When Elizabeth started school, we implemented a little chat time when she arrived home. Even when I was working part-time, usually from our home office, I would stop whatever I was doing to sit down with her for a few minutes to hear her answer to two standard questions, “What was your favorite part of the day?” and “What was your least favorite part of the day?” We continued that tradition and will continue it with all three of our children no matter how busy life gets. What better way to wind down an afternoon than with a cup of coffee listening to my little ones chatter about their days?

Today, after they are all home, we sit down at our long kitchen table that overlooks our backyard and a majestic maple and have a snack before homework time. It can be tricky to pay attention when one is telling me about a boy who pushed her on the bus and another is excitedly shouting about the snow crystals they made in class while Jacob wanting to be part of the conversation starts shouting to be heard.

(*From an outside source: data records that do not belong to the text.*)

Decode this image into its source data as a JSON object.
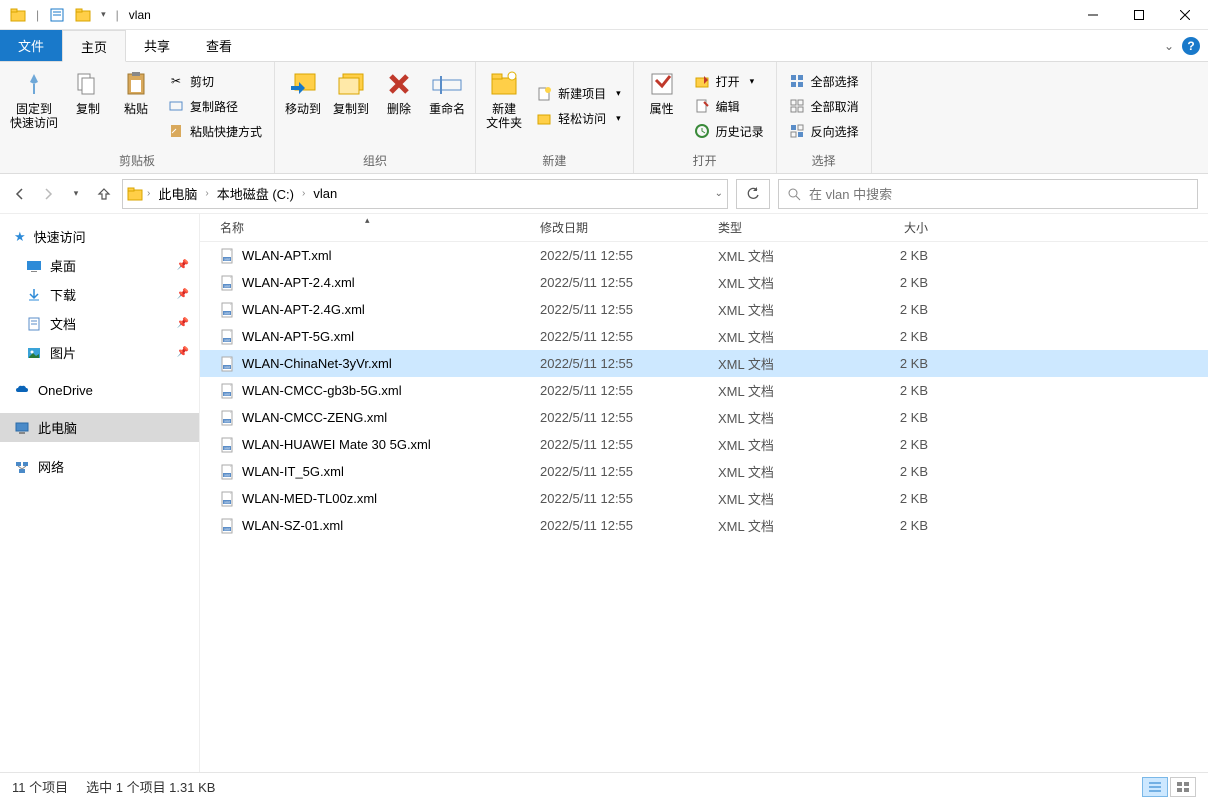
{
  "window": {
    "title": "vlan",
    "qat_sep": "|"
  },
  "tabs": {
    "file": "文件",
    "home": "主页",
    "share": "共享",
    "view": "查看"
  },
  "ribbon": {
    "clipboard": {
      "label": "剪贴板",
      "pin": "固定到\n快速访问",
      "copy": "复制",
      "paste": "粘贴",
      "cut": "剪切",
      "copy_path": "复制路径",
      "paste_shortcut": "粘贴快捷方式"
    },
    "organize": {
      "label": "组织",
      "move_to": "移动到",
      "copy_to": "复制到",
      "delete": "删除",
      "rename": "重命名"
    },
    "new": {
      "label": "新建",
      "new_folder": "新建\n文件夹",
      "new_item": "新建项目",
      "easy_access": "轻松访问"
    },
    "open": {
      "label": "打开",
      "properties": "属性",
      "open": "打开",
      "edit": "编辑",
      "history": "历史记录"
    },
    "select": {
      "label": "选择",
      "select_all": "全部选择",
      "select_none": "全部取消",
      "invert": "反向选择"
    }
  },
  "address": {
    "root": "此电脑",
    "drive": "本地磁盘 (C:)",
    "folder": "vlan",
    "search_placeholder": "在 vlan 中搜索"
  },
  "nav": {
    "quick_access": "快速访问",
    "desktop": "桌面",
    "downloads": "下载",
    "documents": "文档",
    "pictures": "图片",
    "onedrive": "OneDrive",
    "this_pc": "此电脑",
    "network": "网络"
  },
  "columns": {
    "name": "名称",
    "date": "修改日期",
    "type": "类型",
    "size": "大小"
  },
  "files": [
    {
      "name": "WLAN-APT.xml",
      "date": "2022/5/11 12:55",
      "type": "XML 文档",
      "size": "2 KB",
      "selected": false
    },
    {
      "name": "WLAN-APT-2.4.xml",
      "date": "2022/5/11 12:55",
      "type": "XML 文档",
      "size": "2 KB",
      "selected": false
    },
    {
      "name": "WLAN-APT-2.4G.xml",
      "date": "2022/5/11 12:55",
      "type": "XML 文档",
      "size": "2 KB",
      "selected": false
    },
    {
      "name": "WLAN-APT-5G.xml",
      "date": "2022/5/11 12:55",
      "type": "XML 文档",
      "size": "2 KB",
      "selected": false
    },
    {
      "name": "WLAN-ChinaNet-3yVr.xml",
      "date": "2022/5/11 12:55",
      "type": "XML 文档",
      "size": "2 KB",
      "selected": true
    },
    {
      "name": "WLAN-CMCC-gb3b-5G.xml",
      "date": "2022/5/11 12:55",
      "type": "XML 文档",
      "size": "2 KB",
      "selected": false
    },
    {
      "name": "WLAN-CMCC-ZENG.xml",
      "date": "2022/5/11 12:55",
      "type": "XML 文档",
      "size": "2 KB",
      "selected": false
    },
    {
      "name": "WLAN-HUAWEI Mate 30 5G.xml",
      "date": "2022/5/11 12:55",
      "type": "XML 文档",
      "size": "2 KB",
      "selected": false
    },
    {
      "name": "WLAN-IT_5G.xml",
      "date": "2022/5/11 12:55",
      "type": "XML 文档",
      "size": "2 KB",
      "selected": false
    },
    {
      "name": "WLAN-MED-TL00z.xml",
      "date": "2022/5/11 12:55",
      "type": "XML 文档",
      "size": "2 KB",
      "selected": false
    },
    {
      "name": "WLAN-SZ-01.xml",
      "date": "2022/5/11 12:55",
      "type": "XML 文档",
      "size": "2 KB",
      "selected": false
    }
  ],
  "status": {
    "items": "11 个项目",
    "selected": "选中 1 个项目  1.31 KB"
  }
}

A steady flow of information is presented to me from these chats about their social interactions, school work, what the teachers were doing that day to how they loved I put a treat in their lunches. Two questions become a steady stream of conversation that I try to absorb and relay advice, encouragement or just listen when needed.

Being a Mom of three or more requires very precise listening ears. You need to know when one child needs a hug or another wants to be told again how smart she is and one just simply wants to be part of the conversation. All while dispensing snacks, trying to drink a last cherished cup of coffee for the day and attempting to organize the kitchen before dinner. Some days it feels as if I’m being pulled in three different directions, but I try my best and hope, as they get older we continue these types of conversations.

The three kids off to school.

The three kids off to school.